═══ Information supplied ═══

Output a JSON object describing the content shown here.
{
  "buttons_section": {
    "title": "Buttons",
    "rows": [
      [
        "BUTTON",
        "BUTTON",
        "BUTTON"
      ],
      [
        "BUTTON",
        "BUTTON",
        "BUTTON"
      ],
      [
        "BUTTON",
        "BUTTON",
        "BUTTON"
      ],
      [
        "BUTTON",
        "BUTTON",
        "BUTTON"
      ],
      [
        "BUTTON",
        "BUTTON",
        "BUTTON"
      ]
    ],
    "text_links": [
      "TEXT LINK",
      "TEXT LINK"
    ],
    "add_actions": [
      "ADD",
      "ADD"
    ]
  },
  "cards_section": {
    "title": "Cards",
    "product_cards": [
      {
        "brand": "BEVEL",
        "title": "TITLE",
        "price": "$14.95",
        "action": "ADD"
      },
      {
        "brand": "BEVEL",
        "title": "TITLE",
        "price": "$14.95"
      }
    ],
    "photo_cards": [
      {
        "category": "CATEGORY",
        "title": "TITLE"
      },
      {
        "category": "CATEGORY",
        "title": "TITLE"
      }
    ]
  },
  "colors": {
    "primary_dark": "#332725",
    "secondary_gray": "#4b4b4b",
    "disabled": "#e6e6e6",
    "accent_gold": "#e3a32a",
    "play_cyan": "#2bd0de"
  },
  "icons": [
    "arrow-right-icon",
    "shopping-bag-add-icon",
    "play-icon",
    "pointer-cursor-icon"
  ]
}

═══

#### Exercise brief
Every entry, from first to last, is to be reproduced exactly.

#### Result
Output a JSON object describing the content shown here.
{
  "buttons_section": {
    "title": "Buttons",
    "rows": [
      [
        "BUTTON",
        "BUTTON",
        "BUTTON"
      ],
      [
        "BUTTON",
        "BUTTON",
        "BUTTON"
      ],
      [
        "BUTTON",
        "BUTTON",
        "BUTTON"
      ],
      [
        "BUTTON",
        "BUTTON",
        "BUTTON"
      ],
      [
        "BUTTON",
        "BUTTON",
        "BUTTON"
      ]
    ],
    "text_links": [
      "TEXT LINK",
      "TEXT LINK"
    ],
    "add_actions": [
      "ADD",
      "ADD"
    ]
  },
  "cards_section": {
    "title": "Cards",
    "product_cards": [
      {
        "brand": "BEVEL",
        "title": "TITLE",
        "price": "$14.95",
        "action": "ADD"
      },
      {
        "brand": "BEVEL",
        "title": "TITLE",
        "price": "$14.95"
      }
    ],
    "photo_cards": [
      {
        "category": "CATEGORY",
        "title": "TITLE"
      },
      {
        "category": "CATEGORY",
        "title": "TITLE"
      }
    ]
  },
  "colors": {
    "primary_dark": "#332725",
    "secondary_gray": "#4b4b4b",
    "disabled": "#e6e6e6",
    "accent_gold": "#e3a32a",
    "play_cyan": "#2bd0de"
  },
  "icons": [
    "arrow-right-icon",
    "shopping-bag-add-icon",
    "play-icon",
    "pointer-cursor-icon"
  ]
}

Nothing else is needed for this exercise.